WHAT TO WORK ON >> Set down every entry exactly as given. Pictures are to be left out.

(Dataset rows for apps and sites)
▬▬▬▬▬▬

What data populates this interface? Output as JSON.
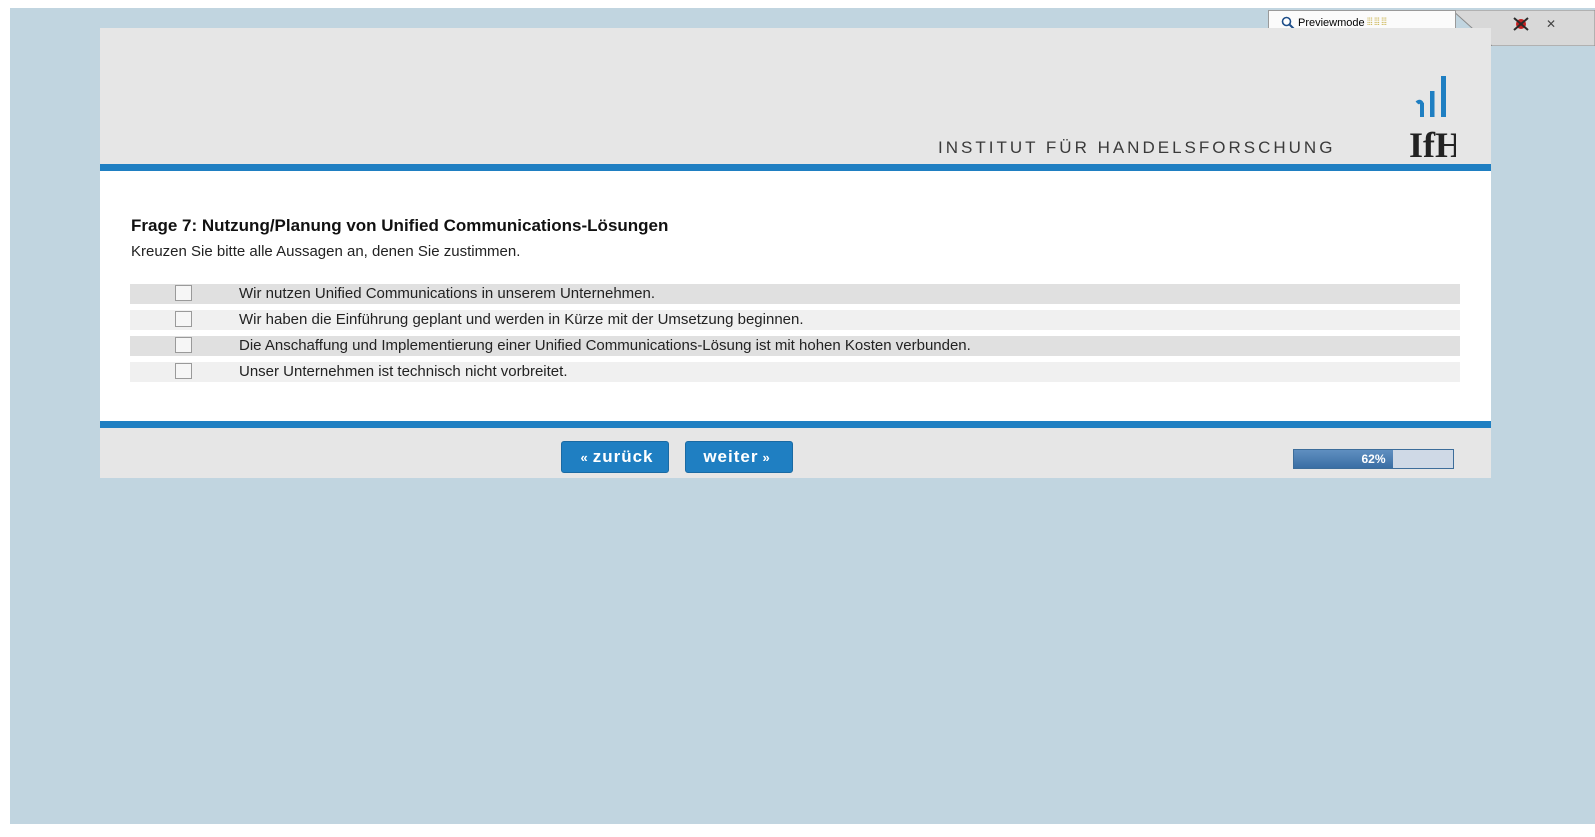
{
  "toolbar": {
    "preview_label": "Previewmode",
    "close_label": "✕"
  },
  "header": {
    "institute_name": "INSTITUT FÜR HANDELSFORSCHUNG",
    "logo_text": "IfH"
  },
  "question": {
    "title": "Frage 7: Nutzung/Planung von Unified Communications-Lösungen",
    "instruction": "Kreuzen Sie bitte alle Aussagen an, denen Sie zustimmen.",
    "options": [
      {
        "label": "Wir nutzen Unified Communications in unserem Unternehmen.",
        "checked": false
      },
      {
        "label": "Wir haben die Einführung geplant und werden in Kürze mit der Umsetzung beginnen.",
        "checked": false
      },
      {
        "label": "Die Anschaffung und Implementierung einer Unified Communications-Lösung ist mit hohen Kosten verbunden.",
        "checked": false
      },
      {
        "label": "Unser Unternehmen ist technisch nicht vorbreitet.",
        "checked": false
      }
    ]
  },
  "footer": {
    "back_label": "zurück",
    "next_label": "weiter",
    "progress_percent": 62,
    "progress_text": "62%"
  },
  "colors": {
    "accent": "#1f7fc2",
    "background": "#c1d5e0",
    "header_bg": "#e6e6e6"
  }
}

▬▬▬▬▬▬

RESPONSE AREA >>
What data populates this interface? Output as JSON.
{
  "toolbar": {
    "preview_label": "Previewmode",
    "close_label": "✕"
  },
  "header": {
    "institute_name": "INSTITUT FÜR HANDELSFORSCHUNG",
    "logo_text": "IfH"
  },
  "question": {
    "title": "Frage 7: Nutzung/Planung von Unified Communications-Lösungen",
    "instruction": "Kreuzen Sie bitte alle Aussagen an, denen Sie zustimmen.",
    "options": [
      {
        "label": "Wir nutzen Unified Communications in unserem Unternehmen.",
        "checked": false
      },
      {
        "label": "Wir haben die Einführung geplant und werden in Kürze mit der Umsetzung beginnen.",
        "checked": false
      },
      {
        "label": "Die Anschaffung und Implementierung einer Unified Communications-Lösung ist mit hohen Kosten verbunden.",
        "checked": false
      },
      {
        "label": "Unser Unternehmen ist technisch nicht vorbreitet.",
        "checked": false
      }
    ]
  },
  "footer": {
    "back_label": "zurück",
    "next_label": "weiter",
    "progress_percent": 62,
    "progress_text": "62%"
  },
  "colors": {
    "accent": "#1f7fc2",
    "background": "#c1d5e0",
    "header_bg": "#e6e6e6"
  }
}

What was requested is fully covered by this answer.